═══ Material to process ═══

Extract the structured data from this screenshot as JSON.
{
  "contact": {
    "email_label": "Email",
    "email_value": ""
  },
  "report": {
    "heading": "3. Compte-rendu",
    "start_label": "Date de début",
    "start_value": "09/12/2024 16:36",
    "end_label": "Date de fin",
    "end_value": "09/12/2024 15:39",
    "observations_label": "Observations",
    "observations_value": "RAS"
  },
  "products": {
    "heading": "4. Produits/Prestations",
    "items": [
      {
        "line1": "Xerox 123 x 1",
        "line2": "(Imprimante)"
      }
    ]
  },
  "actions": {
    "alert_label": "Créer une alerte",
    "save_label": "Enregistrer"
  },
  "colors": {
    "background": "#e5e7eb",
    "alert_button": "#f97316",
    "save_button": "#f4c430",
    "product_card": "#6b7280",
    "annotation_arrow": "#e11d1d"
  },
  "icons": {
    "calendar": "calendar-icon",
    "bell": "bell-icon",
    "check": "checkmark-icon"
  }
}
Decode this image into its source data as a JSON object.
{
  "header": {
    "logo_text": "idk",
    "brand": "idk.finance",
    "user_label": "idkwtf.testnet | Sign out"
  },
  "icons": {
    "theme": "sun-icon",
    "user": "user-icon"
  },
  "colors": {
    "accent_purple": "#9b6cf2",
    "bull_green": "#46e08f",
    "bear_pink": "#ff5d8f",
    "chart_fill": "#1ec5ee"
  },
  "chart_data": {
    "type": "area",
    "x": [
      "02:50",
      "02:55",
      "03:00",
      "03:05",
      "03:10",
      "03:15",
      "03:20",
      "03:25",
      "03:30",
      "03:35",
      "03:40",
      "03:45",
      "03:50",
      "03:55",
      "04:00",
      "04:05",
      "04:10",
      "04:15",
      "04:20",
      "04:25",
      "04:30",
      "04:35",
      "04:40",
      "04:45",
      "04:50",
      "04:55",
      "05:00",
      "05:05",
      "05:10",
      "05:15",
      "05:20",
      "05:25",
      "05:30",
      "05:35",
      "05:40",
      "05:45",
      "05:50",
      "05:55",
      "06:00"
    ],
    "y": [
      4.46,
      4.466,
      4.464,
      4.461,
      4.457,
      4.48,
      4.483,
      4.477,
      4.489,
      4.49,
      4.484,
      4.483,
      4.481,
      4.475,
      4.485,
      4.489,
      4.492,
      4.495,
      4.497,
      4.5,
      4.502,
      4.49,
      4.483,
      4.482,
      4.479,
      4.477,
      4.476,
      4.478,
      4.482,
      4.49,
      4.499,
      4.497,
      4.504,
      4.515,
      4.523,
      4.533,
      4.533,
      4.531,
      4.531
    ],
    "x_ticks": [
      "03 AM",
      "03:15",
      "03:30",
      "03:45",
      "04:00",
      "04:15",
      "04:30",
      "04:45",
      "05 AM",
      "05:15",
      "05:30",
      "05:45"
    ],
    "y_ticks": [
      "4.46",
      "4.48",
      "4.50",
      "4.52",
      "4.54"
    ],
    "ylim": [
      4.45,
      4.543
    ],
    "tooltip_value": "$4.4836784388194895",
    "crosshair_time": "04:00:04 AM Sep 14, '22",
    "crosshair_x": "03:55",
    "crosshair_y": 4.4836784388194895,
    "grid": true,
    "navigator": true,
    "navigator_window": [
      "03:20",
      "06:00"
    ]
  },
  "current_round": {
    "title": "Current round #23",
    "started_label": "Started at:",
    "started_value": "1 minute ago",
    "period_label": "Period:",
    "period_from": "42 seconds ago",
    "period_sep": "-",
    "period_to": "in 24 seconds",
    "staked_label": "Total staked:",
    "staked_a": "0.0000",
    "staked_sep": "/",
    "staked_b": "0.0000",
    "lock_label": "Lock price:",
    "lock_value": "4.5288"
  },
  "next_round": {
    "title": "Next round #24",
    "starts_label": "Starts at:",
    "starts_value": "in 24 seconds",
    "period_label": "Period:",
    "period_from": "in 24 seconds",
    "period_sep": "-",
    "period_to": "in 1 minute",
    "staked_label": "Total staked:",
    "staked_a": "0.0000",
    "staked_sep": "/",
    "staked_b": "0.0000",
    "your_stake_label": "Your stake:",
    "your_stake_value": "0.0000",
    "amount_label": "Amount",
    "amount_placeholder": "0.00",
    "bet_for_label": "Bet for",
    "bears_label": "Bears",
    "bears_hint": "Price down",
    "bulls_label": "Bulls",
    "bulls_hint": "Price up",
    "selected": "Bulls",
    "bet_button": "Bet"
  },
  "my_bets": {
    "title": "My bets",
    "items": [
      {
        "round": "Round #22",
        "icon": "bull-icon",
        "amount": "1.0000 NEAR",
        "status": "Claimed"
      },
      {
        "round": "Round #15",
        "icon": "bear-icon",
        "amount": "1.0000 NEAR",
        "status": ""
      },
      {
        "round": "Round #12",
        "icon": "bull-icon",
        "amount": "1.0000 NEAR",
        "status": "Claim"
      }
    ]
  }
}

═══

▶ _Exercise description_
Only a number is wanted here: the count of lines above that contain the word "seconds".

▶ _Response_
4